First of all let me make one thing clear: I love Uncharted.
When I finished the original I actually went into a period of mourning. I remember a particular stage of concern from family members - when I was noticeably quieter on the phone.
"What's wrong?" my mother asked.
"Oh nothing," I sighed. "I miss Nate."
"Just this guy, I don't want to talk about it."
Looking back, perhaps I should have explained a little bit more.
The fact that Nathan Drake so quickly became a mate you've not had a pint with for far too long; the way Sully instantly felt like the uncle that gave you a Swiss Army Knife for your 10th birthday with a wink that said "don't tell your mother"... it's something most of us felt with lasting effect.
It's testament to the game's genre-leading scripting, cinematic direction, characterisation and cast.
Uncharted's other showcase feature, its absolutely beautiful presentation, only served to help the whole experience absorb into the soul and stick around until Uncharted 2. I'm not going to call Uncharted's visuals something hyperbolic like 'breathtaking' - my breath hasn't literally been taken since I went cliff diving in Turkey and realised I was going to land sitting down - but they're crisp, detailed, rich and a strong case for the argument of gaming as art.
Believe it or not though, there are some that refuse to hold Naughty Dog's action adventure as gaming's golden boy. It's true, I know one of them. He wishes to remain anonymous.
When I tried to make the point to this particular misguided monkey that Uncharted 2 is probably the best game of the generation, he said something annoying like, "I don't get what all the fuss is about."
I clenched a fist around the TV remote and turned the volume on CSI: Miami right down, so that he could hear what all the fuss was about perfectly clearly.
I gave him the spiel about the characters, the love triangles, the compelling plot twists, the epic train sequence, the last-ditch shoot-outs, the lush jungles, the breathtaking vistas (I was trying to sell it).
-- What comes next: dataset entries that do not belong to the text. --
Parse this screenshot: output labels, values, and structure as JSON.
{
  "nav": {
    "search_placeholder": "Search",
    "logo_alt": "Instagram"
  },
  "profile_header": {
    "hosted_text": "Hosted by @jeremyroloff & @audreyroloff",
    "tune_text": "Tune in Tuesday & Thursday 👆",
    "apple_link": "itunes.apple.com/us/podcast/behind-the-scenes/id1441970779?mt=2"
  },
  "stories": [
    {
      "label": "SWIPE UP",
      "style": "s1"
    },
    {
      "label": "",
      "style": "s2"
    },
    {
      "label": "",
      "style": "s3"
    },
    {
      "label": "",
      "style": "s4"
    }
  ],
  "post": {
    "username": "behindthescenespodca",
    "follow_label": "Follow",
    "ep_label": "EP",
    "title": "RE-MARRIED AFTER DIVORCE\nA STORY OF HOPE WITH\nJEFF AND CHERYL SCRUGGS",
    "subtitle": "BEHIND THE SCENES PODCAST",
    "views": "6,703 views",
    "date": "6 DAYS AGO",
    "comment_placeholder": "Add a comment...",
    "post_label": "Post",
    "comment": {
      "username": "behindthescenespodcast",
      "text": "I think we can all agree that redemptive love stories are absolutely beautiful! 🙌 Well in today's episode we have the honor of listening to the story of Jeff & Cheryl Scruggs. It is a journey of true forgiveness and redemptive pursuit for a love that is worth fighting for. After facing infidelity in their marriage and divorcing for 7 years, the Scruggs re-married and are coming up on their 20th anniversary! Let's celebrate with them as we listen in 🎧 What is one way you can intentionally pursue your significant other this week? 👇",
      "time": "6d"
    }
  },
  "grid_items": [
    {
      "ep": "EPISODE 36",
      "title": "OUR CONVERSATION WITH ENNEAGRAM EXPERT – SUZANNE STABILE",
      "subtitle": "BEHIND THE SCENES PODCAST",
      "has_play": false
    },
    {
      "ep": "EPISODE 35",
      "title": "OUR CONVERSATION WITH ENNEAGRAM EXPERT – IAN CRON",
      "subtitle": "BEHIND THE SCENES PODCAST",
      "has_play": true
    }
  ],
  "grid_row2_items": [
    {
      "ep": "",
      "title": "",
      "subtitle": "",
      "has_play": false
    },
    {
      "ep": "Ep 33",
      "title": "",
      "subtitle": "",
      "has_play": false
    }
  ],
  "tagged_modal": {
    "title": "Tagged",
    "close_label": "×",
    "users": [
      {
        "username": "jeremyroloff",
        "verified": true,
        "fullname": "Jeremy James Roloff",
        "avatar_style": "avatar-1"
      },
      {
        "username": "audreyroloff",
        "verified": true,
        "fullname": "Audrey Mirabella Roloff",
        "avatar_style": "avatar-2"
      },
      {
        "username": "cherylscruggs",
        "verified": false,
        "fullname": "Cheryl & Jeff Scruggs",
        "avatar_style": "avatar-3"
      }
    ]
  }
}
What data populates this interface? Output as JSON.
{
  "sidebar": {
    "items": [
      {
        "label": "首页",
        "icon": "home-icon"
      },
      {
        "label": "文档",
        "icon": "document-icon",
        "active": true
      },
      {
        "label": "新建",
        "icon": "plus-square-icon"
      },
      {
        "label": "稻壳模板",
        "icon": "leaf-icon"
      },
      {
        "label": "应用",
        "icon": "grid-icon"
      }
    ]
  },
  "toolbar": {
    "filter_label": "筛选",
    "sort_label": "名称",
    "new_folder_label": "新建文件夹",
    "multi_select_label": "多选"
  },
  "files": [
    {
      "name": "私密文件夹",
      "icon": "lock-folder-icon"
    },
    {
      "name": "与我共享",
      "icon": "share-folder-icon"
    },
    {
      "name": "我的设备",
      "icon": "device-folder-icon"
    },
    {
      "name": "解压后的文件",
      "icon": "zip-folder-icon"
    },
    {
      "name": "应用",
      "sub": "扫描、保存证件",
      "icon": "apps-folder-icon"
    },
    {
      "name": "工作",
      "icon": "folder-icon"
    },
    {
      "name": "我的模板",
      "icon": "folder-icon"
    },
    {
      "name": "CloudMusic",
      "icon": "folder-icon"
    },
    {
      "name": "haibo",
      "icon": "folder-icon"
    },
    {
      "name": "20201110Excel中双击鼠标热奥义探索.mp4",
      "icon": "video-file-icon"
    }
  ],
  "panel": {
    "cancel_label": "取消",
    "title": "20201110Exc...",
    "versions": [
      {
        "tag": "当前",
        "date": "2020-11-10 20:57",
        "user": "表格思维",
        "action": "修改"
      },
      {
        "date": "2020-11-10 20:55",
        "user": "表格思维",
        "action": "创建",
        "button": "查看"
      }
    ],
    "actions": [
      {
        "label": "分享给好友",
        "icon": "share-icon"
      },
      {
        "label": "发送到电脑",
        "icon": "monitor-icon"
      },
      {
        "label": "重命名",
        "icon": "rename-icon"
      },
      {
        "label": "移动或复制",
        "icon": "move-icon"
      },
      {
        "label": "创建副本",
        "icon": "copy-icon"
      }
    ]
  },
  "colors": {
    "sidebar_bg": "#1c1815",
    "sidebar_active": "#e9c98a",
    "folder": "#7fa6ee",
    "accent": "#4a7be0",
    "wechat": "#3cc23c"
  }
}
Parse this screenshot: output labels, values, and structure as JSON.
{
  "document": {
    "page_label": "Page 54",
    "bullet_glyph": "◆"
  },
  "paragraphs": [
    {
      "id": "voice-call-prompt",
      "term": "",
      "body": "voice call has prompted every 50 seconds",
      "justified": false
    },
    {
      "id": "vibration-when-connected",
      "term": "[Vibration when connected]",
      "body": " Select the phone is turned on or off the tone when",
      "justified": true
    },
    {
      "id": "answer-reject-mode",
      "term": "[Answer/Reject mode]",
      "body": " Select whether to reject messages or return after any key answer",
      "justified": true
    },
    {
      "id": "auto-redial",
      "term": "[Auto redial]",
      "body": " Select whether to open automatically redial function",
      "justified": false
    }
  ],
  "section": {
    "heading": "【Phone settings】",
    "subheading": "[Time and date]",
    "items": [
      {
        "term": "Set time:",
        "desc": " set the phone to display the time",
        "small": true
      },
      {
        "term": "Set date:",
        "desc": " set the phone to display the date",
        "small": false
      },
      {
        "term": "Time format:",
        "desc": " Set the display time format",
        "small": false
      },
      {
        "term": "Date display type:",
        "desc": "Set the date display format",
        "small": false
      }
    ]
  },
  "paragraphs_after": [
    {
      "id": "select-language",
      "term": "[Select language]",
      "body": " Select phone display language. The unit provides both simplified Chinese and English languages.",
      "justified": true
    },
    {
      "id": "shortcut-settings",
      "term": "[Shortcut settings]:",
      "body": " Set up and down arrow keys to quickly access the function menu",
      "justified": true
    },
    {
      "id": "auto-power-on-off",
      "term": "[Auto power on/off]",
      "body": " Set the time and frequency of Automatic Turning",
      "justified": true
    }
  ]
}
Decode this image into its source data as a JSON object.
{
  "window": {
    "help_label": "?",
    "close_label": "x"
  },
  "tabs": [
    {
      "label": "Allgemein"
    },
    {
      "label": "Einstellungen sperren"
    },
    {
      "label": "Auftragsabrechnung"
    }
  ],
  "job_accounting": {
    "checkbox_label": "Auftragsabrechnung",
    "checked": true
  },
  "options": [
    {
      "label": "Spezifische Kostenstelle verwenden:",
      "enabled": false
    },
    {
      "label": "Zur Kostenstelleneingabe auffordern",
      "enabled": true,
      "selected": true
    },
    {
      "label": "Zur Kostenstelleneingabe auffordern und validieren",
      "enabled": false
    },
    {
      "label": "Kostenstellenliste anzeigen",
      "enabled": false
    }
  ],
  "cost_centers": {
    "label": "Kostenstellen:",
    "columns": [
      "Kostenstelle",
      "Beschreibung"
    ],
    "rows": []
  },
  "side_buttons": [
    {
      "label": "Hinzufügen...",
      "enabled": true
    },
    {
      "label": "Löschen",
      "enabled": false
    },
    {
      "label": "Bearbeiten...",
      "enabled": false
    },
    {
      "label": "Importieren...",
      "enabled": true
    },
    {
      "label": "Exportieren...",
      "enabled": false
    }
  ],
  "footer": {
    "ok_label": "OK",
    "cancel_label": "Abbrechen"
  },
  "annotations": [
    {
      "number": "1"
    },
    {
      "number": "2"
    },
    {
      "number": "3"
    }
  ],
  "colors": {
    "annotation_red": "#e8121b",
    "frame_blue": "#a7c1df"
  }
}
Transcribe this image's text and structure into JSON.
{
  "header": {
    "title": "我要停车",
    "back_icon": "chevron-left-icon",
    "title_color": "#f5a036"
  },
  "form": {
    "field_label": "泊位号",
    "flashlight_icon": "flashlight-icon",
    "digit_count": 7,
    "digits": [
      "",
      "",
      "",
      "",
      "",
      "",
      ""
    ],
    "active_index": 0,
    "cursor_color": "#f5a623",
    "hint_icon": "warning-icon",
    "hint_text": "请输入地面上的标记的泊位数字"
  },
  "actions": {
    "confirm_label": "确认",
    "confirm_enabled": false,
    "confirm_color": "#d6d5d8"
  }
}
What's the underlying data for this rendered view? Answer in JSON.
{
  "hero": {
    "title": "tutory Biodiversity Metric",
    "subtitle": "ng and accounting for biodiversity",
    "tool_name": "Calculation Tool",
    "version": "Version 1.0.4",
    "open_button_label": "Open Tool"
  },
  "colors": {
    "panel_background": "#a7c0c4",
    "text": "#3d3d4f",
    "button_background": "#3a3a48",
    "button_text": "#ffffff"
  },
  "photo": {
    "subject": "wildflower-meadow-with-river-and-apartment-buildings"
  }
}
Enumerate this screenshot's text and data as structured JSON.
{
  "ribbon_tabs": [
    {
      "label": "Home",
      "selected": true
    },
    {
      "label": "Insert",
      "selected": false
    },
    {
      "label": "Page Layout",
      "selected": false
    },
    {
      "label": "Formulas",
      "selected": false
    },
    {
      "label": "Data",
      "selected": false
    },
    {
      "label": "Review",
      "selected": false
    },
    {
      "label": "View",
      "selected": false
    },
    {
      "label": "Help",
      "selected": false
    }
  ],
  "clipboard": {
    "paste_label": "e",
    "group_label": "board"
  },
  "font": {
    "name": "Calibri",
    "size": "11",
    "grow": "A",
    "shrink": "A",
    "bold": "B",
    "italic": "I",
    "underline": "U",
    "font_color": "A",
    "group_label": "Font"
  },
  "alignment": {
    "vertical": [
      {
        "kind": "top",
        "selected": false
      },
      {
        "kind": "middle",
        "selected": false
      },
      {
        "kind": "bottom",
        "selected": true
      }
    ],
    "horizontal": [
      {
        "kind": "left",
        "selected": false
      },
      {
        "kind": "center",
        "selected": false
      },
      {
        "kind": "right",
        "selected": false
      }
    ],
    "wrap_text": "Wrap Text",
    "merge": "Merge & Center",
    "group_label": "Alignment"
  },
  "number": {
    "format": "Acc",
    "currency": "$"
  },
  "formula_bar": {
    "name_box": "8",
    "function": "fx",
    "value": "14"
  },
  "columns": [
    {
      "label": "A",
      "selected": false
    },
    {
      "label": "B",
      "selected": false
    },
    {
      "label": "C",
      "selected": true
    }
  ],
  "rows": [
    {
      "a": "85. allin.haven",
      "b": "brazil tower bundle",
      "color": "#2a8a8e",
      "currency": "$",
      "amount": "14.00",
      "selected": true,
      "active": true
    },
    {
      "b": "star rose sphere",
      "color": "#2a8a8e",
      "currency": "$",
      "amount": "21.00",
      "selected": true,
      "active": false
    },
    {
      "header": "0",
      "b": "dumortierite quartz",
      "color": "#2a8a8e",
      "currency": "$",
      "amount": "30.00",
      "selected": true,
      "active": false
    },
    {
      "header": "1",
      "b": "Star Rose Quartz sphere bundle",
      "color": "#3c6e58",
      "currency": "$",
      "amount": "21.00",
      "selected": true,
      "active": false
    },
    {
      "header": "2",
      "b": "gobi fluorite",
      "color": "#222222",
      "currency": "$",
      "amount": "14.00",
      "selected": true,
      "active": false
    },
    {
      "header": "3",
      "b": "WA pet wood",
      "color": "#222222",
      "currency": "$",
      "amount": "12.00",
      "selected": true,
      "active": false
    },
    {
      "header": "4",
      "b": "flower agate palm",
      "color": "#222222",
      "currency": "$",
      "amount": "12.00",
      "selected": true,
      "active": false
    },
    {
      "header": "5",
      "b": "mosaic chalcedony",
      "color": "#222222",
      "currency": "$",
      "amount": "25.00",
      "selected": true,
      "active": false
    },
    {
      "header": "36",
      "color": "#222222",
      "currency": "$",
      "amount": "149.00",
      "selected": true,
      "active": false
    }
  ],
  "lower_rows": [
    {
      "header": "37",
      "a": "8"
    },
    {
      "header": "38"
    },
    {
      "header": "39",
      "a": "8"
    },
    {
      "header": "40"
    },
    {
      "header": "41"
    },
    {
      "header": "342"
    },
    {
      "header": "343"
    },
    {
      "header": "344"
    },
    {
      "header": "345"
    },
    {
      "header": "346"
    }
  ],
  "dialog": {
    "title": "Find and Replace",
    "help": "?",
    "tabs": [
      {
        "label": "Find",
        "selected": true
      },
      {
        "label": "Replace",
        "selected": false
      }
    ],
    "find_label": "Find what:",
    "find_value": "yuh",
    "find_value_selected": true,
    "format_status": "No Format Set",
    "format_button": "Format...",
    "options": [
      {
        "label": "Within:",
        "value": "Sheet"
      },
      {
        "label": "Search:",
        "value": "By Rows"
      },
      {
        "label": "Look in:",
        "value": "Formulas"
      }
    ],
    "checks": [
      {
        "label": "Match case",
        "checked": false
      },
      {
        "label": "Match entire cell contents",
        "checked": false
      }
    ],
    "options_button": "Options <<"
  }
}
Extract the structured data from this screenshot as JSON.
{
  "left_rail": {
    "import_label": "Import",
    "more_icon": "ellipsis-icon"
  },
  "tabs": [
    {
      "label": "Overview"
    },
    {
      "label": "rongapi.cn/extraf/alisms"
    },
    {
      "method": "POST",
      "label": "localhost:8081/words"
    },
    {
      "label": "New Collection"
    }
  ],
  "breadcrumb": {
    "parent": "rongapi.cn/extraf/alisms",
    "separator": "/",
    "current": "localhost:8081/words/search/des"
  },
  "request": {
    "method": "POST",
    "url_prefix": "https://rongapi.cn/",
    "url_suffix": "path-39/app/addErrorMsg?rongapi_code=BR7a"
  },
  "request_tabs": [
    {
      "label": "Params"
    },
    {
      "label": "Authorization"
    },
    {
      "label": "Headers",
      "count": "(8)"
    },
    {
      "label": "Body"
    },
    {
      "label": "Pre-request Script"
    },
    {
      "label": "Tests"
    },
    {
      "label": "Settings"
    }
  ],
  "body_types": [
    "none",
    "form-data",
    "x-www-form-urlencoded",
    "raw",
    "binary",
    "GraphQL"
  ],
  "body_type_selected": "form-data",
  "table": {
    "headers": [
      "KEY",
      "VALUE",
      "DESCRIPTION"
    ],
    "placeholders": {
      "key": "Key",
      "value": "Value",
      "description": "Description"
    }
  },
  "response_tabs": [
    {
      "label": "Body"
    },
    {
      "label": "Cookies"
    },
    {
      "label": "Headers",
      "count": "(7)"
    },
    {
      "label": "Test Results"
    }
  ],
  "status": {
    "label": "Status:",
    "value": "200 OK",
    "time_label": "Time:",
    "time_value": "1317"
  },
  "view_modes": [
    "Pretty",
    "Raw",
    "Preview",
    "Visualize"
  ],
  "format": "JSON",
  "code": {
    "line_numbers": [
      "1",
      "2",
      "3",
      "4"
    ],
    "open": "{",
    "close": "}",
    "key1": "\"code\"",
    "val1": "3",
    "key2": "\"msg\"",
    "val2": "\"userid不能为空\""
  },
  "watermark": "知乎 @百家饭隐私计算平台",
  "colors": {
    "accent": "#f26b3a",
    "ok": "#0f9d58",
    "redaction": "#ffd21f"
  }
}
But rather than accepting my argument, yielding and letting us both get back to a bit of David Caruso, he countered. He claimed that, Hollywood credentials aside, Uncharted has always been a pretty straight-forward, linear shooter. And he had a point.
He alluded to the Mass Effect series, with an array of characters that are equally personable, authentic and memorable once the game is over and could actually be interacted with on a (seemingly) deep and meaningful level.
He told me to screw the linear jungle levels, reminding me that Bioware had provided me with an entire, surprising and incredibly polished galaxy to explore at my leisure.
He said if I wanted awe-inspiring views then I should climb to the top of a Venetian tower in Assassin's Creed II, "And, while you're up there, remind yourself that you can actually walk, run, jump and climb to everything you can see."
I was gob-smacked. I'd invited this so called friend into my house for a beer and a US drama and he'd gone and attacked my whole belief system. Even worse, when I checked the chambers of my verbal shotgun, they were baron. I had nothing.
When I ran all the uncharted ground I had charted as Nathan Drake back through my mind it was indeed a straight line of destructible cover, negotiable drops and faceless enemy waves, albeit wrapped in some extremely shiny, brilliant paper.